INFORMATION

╔══

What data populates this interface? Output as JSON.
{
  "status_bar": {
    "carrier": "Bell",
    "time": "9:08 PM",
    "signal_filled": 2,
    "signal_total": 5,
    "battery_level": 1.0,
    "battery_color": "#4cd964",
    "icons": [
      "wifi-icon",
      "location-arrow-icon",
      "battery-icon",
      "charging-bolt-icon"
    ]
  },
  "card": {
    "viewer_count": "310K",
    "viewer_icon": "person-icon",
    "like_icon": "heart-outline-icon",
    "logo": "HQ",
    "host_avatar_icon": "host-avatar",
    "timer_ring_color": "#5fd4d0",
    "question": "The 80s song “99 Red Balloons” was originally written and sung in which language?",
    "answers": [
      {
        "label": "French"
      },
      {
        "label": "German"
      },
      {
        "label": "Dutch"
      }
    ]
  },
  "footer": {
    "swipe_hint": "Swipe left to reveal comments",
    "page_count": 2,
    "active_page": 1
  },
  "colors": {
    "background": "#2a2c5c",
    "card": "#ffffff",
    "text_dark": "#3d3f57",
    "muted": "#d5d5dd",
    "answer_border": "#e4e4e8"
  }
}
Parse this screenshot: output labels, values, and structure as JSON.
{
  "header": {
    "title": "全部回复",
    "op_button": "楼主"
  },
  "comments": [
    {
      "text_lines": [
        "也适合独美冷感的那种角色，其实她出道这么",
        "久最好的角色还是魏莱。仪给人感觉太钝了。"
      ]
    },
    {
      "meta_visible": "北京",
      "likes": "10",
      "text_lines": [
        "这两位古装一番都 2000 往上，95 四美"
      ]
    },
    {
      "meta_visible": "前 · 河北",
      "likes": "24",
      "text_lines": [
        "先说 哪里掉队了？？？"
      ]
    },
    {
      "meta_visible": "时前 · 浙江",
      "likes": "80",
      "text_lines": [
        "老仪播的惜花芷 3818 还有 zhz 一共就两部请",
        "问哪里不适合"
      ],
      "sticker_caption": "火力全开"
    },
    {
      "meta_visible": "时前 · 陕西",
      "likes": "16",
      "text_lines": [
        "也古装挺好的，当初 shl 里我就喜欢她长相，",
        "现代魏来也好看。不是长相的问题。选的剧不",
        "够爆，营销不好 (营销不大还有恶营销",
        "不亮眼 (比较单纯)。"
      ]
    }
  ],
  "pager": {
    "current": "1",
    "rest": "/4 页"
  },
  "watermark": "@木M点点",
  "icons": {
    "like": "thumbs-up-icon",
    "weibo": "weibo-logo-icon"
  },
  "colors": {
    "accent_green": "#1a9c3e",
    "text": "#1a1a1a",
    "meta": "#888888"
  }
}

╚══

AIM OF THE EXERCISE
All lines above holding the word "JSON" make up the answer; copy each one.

EXPECTED ANSWER
What data populates this interface? Output as JSON.
Parse this screenshot: output labels, values, and structure as JSON.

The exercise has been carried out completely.